The accident that resulted in Littlefield's injuries occurred in September 1994. Littlefield filed suit in 1996. In June 1997, Torrence scheduled the first independent medical examination (IME) of Littlefield for August 1, 1997. The day before the examination, Littlefield informed Torrence he could not attend because of personal family conflict. Torrence filed a motion to compel him to attend a rescheduled IME. The parties submitted an agreed order, which the court entered, that stated Littlefield was "compelled to attend an orthopedic IME with Dr. James Murphy, which is to be re-set on proper notice."
In June 1998, Torrence noticed the second IME for September 11, 1998, in Tampa with Dr. Murphy. By that time, Littlefield had moved to Kentucky. He did not

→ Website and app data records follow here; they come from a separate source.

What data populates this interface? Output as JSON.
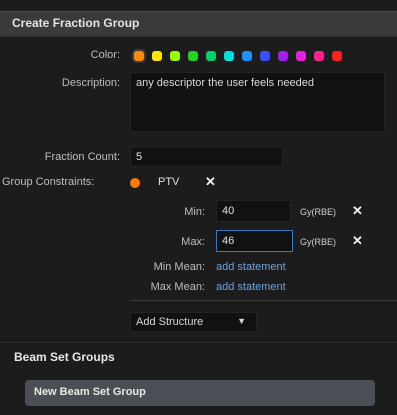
{
  "header": {
    "title": "Create Fraction Group"
  },
  "color": {
    "label": "Color:",
    "swatches": [
      "#ff8a00",
      "#ffe600",
      "#9cff00",
      "#22d422",
      "#00d26a",
      "#00dede",
      "#1e90ff",
      "#3a4dff",
      "#a020f0",
      "#e81fe0",
      "#ff2090",
      "#ff2020"
    ],
    "selected_index": 0
  },
  "description": {
    "label": "Description:",
    "value": "any descriptor the user feels needed"
  },
  "fraction_count": {
    "label": "Fraction Count:",
    "value": "5"
  },
  "group_constraints": {
    "label": "Group Constraints:",
    "structure_color": "#ff7a00",
    "structure": "PTV",
    "min_label": "Min:",
    "min_value": "40",
    "min_unit": "Gy(RBE)",
    "max_label": "Max:",
    "max_value": "46",
    "max_unit": "Gy(RBE)",
    "min_mean_label": "Min Mean:",
    "min_mean_link": "add statement",
    "max_mean_label": "Max Mean:",
    "max_mean_link": "add statement"
  },
  "add_structure": {
    "label": "Add Structure",
    "icon": "caret-down"
  },
  "beam_set_groups": {
    "title": "Beam Set Groups",
    "button_label": "New Beam Set Group"
  }
}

On appeal, Littlefield has not challenged the court's imposition of costs, so that portion of the order stands. As to the dismissal, it is the most severe sanction a court may impose. It should be reserved for the most egregious conduct and used only in the most extreme circumstances. See Momenah v. Ammache, 616 So.2d 121 (Fla. 2d DCA 1993). Before dismissing an action as a sanction for a discovery violation, the court must find that the plaintiffs failure to comply was "willful, flagrant, contumacious, or contemptuous." Id. at 123. While the court here found that Littlefield's failure to attend the second IME was "contumacious and a willful disregard" of the court's order compelling him to do so, the record does not support that finding. Although Littlefield could have announced his inability to attend in a more timely fashion, he did provide a reason: financial inability. He filed a motion for protective order and an affidavit detailing his finances and stating that he had no available funds or available credit with which to make the trip to Florida. On this record, the circuit court abused its discretion when it found the violation willful. Accordingly, we must reverse.

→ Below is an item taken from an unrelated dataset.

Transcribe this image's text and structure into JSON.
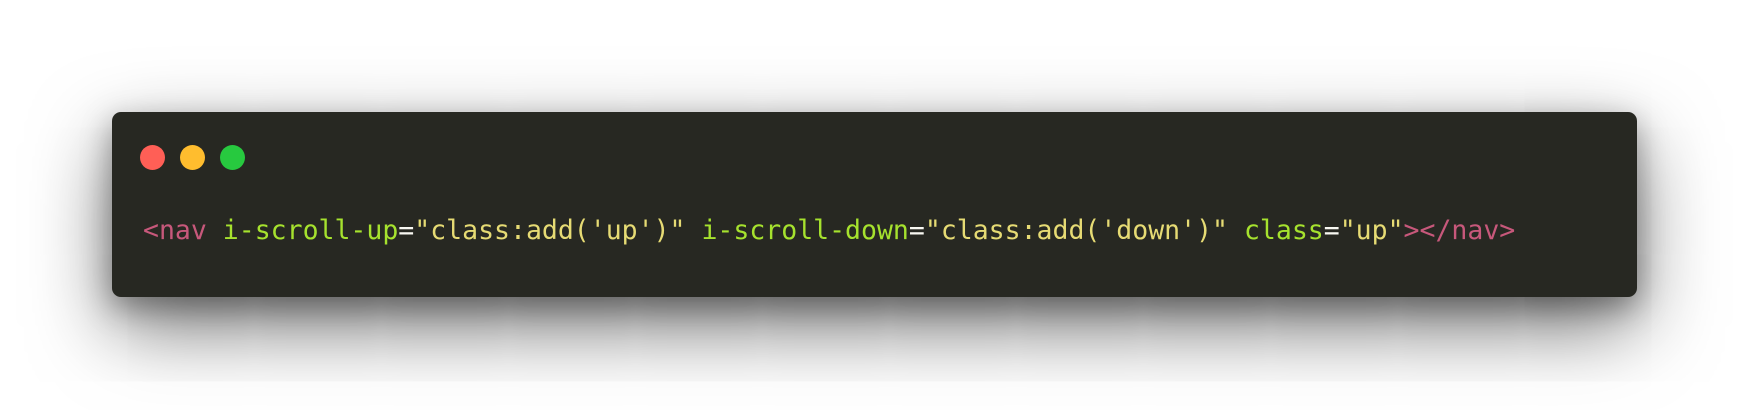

While we reverse the dismissal, we do not intend to imply that Littlefield should not be sanctioned for his behavior. The circuit court is free to fashion another sanction that is commensurate with the violation. See Martin v. Laidlaw Tree Service, Inc., 619 So.2d 435, 438 (Fla. 2d DCA 1993) (citing Ferrante v. Waters, 383 So.2d 749, 750-51 (Fla. 4th DCA 1980)).
FULMER, A.C.J., and GREEN, J., concur.